The facelifted Patrol has LED headlights, 52 to be exact. The taillights are also LED and thankfully redesigned, the previous clear coverings looked like something on an old Skyline that a 20-year old got his or her hands on. The new lights ditch the old Xeons that have become the plasma TV of the car word.
The 2020 /21updates include as standard some heavy-duty safety features. Driver assist systems are now standard on both the Ti and Ti-L.
So, you’re backed by Intelligent Emergency Braking, Intelligent Forward Collision Warning and Rear Cross Traffic Alert. Further standard features include, Intelligent Cruise Control (ICC), Lane Departure Warning (LDW), Intelligent Lane Intervention, Blind Spot Warning (BSW), Intelligent Blind Spot Intervention.
Sadly the 8.0” colour touchscreen remains, minus apple CarPlay or Android Auto. A Commodore 64 is more advanced, as is DOS version 1.0.
Value For Money
The Patrol has become a major drawcard simply because of its price. At launch back in 2013 you’d struggle to get change from $120,000 for the Ti-L. Now The Nissan Patrol Ti base model starts at $75,990 before on roads and just $91,990 for theB as tested Ti-L.
When does that ever happen?
Fuel economy is rated at 14.4/100km, which is pretty good. We lived with a Lexus LX 570 last year for three months. It has a 5.7-litre petrol V8 and 270kW/530Nm on tap. Trust me, over that three-month journey we found up to 20L/100km was more realistic, plus it was priced at $142,431! Plus, it’s a crap drive!
What I Love
It makes you feel like an alpha male on steroids.
Bowen’s Report Card

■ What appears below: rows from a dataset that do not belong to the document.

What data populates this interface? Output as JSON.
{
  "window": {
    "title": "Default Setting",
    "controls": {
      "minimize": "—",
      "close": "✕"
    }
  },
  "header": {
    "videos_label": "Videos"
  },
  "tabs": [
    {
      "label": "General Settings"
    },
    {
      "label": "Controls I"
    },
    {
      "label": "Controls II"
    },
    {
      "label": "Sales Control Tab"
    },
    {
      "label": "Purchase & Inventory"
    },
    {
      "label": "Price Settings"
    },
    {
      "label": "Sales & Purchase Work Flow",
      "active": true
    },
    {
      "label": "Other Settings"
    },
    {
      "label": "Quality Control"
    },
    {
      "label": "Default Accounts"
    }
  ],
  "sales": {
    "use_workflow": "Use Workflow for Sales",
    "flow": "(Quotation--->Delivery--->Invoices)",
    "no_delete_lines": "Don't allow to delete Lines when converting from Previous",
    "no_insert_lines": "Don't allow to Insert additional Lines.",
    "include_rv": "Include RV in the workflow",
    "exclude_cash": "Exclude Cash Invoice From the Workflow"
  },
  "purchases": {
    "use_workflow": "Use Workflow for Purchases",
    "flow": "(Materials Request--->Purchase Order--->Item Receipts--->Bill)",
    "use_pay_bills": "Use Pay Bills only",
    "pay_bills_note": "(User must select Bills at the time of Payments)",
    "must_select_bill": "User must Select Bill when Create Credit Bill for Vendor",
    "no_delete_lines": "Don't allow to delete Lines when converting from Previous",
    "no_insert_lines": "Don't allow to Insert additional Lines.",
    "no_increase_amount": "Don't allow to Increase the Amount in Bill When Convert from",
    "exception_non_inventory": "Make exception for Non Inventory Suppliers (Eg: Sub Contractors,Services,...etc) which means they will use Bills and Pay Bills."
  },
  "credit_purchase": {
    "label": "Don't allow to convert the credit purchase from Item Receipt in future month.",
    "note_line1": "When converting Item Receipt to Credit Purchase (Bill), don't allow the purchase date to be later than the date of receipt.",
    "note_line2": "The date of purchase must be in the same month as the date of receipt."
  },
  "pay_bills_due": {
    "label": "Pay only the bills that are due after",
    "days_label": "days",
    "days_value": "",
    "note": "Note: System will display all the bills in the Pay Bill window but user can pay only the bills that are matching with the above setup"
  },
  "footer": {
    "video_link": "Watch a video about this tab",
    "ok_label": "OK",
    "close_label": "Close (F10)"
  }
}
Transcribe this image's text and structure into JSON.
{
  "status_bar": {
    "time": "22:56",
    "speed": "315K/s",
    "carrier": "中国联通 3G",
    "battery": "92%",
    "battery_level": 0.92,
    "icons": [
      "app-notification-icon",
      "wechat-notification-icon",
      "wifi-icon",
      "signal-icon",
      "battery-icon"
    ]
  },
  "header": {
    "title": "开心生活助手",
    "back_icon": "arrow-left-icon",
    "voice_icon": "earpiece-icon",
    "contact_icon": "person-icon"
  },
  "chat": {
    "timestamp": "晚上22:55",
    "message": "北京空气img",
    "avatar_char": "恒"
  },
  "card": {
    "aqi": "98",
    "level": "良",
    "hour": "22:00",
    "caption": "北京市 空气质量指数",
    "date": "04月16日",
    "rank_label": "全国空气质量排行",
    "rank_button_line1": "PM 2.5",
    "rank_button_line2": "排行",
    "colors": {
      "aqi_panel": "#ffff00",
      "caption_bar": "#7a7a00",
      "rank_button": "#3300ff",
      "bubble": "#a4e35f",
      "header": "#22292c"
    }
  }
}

We all need to understand the motoring world is rapidly changing. The Nissan Patrol Ti-L is the Donald Trump of 4×4’s, loud and proud but in denial about serving another term. It’s an 83 out of 100 from me.